The MergeScriptsFeature will need to chain into the IOleCommandTarget implemented by the Database Schema View. To do this the feature retrieves the ‘SchemaModelViewerService’ from the agnostic database package – called ‘DataPackage’. Once that service raises the DatabaseSchemaViewInitialized event (or if the Schema View is already displayed) the MergeScriptsFeature IOleCommandTarget is chained through the method IDatabaseSchemaView.RegisterForLimitedCommandRouting.
When the merge button is pressed MergeScriptsFeature.DoMerge() is called. This routine creates a CommandFactory and proceeds to buffer up the source code control and file operations necessary to do the actual merge. Once all these commands are buffered they are ordered and executed in CommandFactory.Execute().
Installing a vsix package can be done on a per-user basis or for all users on the machine. To install as a specific user just double-click on the .vsix file. This will unzip the contents and place them into “%LocalAppData%\Microsoft\VisualStudio\10.0Exp\Extensions\Microsoft Corporation\MergeScripts\1.0”. The next time Visual Studio is launched the contents of this package (like menu definitions) will be merged into the Visual Studio shell. To verify the vsix extension is installed bring up the Extension Manager available under the main menu “Tools.Extension Manager”. You should see the MergeScripts package.
To install the vsix package for all users (called a Trusted Extension) you need to have administrator rights on the machine. You can then install using the “VSIXInstaller /admin” command. This will install the extension into %VSInstallDir%\Common7\IDE\Extensions.
I know an extension like this (or an option during Import Script) has been requested multiple times on our forums.

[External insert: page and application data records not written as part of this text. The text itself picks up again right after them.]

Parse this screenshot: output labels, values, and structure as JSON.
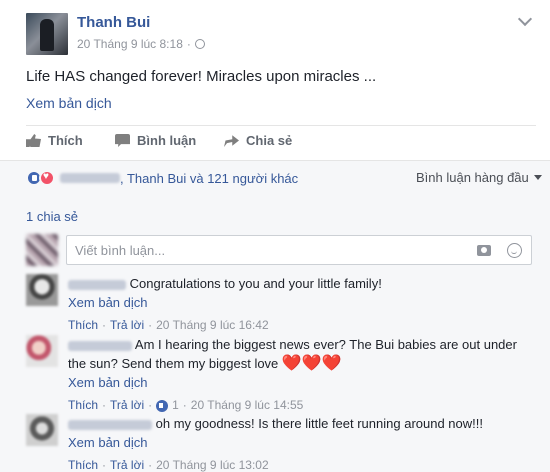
{
  "post": {
    "author": "Thanh Bui",
    "timestamp": "20 Tháng 9 lúc 8:18",
    "separator": "·",
    "text": "Life HAS changed forever! Miracles upon miracles ...",
    "see_translation": "Xem bản dịch",
    "icons": {
      "privacy": "globe-icon",
      "menu": "chevron-down-icon"
    }
  },
  "actions": {
    "like": "Thích",
    "comment": "Bình luận",
    "share": "Chia sẻ"
  },
  "reactions": {
    "summary_suffix": ", Thanh Bui và 121 người khác",
    "types": [
      "like",
      "love"
    ],
    "sort_label": "Bình luận hàng đầu"
  },
  "shares_label": "1 chia sẻ",
  "comment_box": {
    "placeholder": "Viết bình luận..."
  },
  "comments": [
    {
      "text": "Congratulations to you and your little family!",
      "translate": "Xem bản dịch",
      "like": "Thích",
      "reply": "Trả lời",
      "time": "20 Tháng 9 lúc 16:42"
    },
    {
      "text": "Am I hearing the biggest news ever? The Bui babies are out under the sun? Send them my biggest love",
      "hearts": "❤️❤️❤️",
      "translate": "Xem bản dịch",
      "like": "Thích",
      "reply": "Trả lời",
      "like_count": "1",
      "time": "20 Tháng 9 lúc 14:55"
    },
    {
      "text": "oh my goodness! Is there little feet running around now!!!",
      "translate": "Xem bản dịch",
      "like": "Thích",
      "reply": "Trả lời",
      "time": "20 Tháng 9 lúc 13:02"
    }
  ],
  "colors": {
    "link": "#365899",
    "muted": "#90949c",
    "panel_bg": "#f6f7f9",
    "like_blue": "#4267b2",
    "love_red": "#f25268"
  }
}
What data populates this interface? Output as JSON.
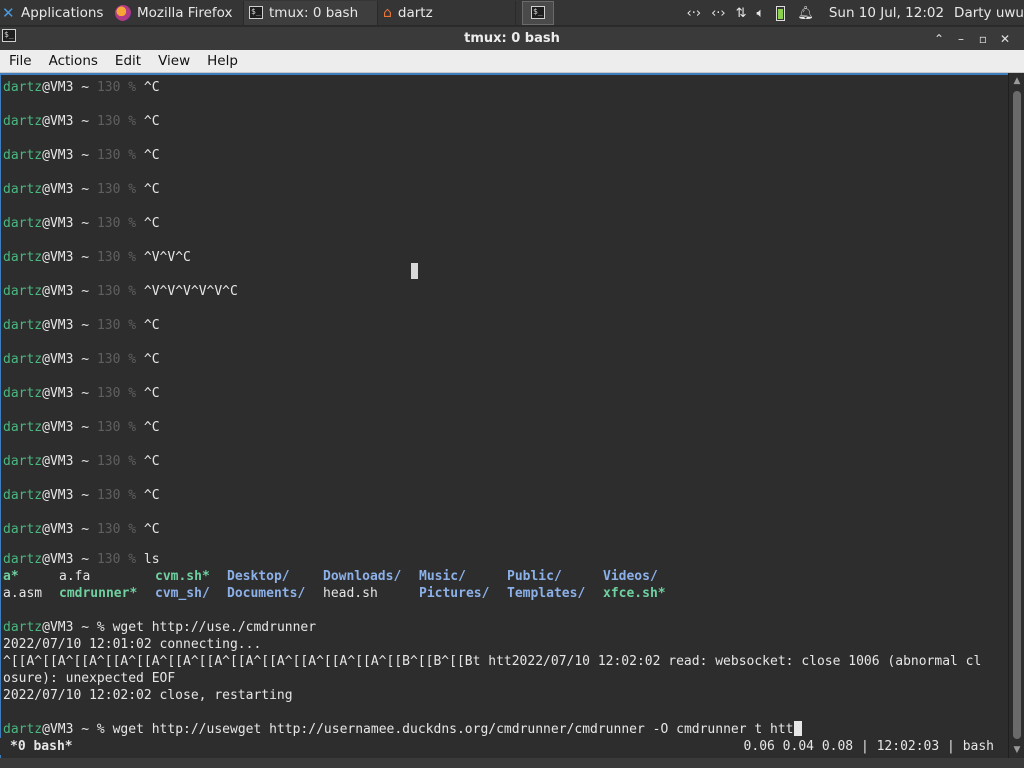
{
  "panel": {
    "applications_label": "Applications",
    "tasks": [
      {
        "label": "Mozilla Firefox",
        "icon": "firefox-icon"
      },
      {
        "label": "tmux: 0 bash",
        "icon": "terminal-icon"
      },
      {
        "label": "dartz",
        "icon": "home-folder-icon"
      }
    ],
    "clock": "Sun 10 Jul, 12:02",
    "user": "Darty uwu"
  },
  "window": {
    "title": "tmux: 0 bash",
    "menus": [
      "File",
      "Actions",
      "Edit",
      "View",
      "Help"
    ]
  },
  "prompt": {
    "user": "dartz",
    "host": "@VM3",
    "dir": " ~ ",
    "code": "130 %",
    "sep": " ~ % "
  },
  "terminal": {
    "ctrl_c_lines": [
      "^C",
      "^C",
      "^C",
      "^C",
      "^C",
      "^V^V^C",
      "^V^V^V^V^V^C",
      "^C",
      "^C",
      "^C",
      "^C",
      "^C",
      "^C",
      "^C"
    ],
    "ls_command": "ls",
    "ls_row1": [
      "a*",
      "a.fa",
      "cvm.sh*",
      "Desktop/",
      "Downloads/",
      "Music/",
      "Public/",
      "Videos/"
    ],
    "ls_row2": [
      "a.asm",
      "cmdrunner*",
      "cvm_sh/",
      "Documents/",
      "head.sh",
      "Pictures/",
      "Templates/",
      "xfce.sh*"
    ],
    "wget1_command": "wget http://use./cmdrunner",
    "output1": "2022/07/10 12:01:02 connecting...",
    "output2": "^[[A^[[A^[[A^[[A^[[A^[[A^[[A^[[A^[[A^[[A^[[A^[[A^[[B^[[B^[[Bt htt2022/07/10 12:02:02 read: websocket: close 1006 (abnormal cl",
    "output3": "osure): unexpected EOF",
    "output4": "2022/07/10 12:02:02 close, restarting",
    "current_command": "wget http://usewget http://usernamee.duckdns.org/cmdrunner/cmdrunner -O cmdrunner t htt"
  },
  "status": {
    "left": "*0 bash*",
    "right": "0.06 0.04 0.08 | 12:02:03 | bash"
  },
  "colors": {
    "prompt_user": "#49b880",
    "executable": "#6fd0a0",
    "directory": "#8cb0e8",
    "terminal_bg": "#2d2d2d",
    "focus_border": "#3f7dbf"
  }
}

Until we get around to adding the option into Visual Studio I hope this extension will service your needs. If you have any questions please visit our forums here or contact me via this blog. Thanks!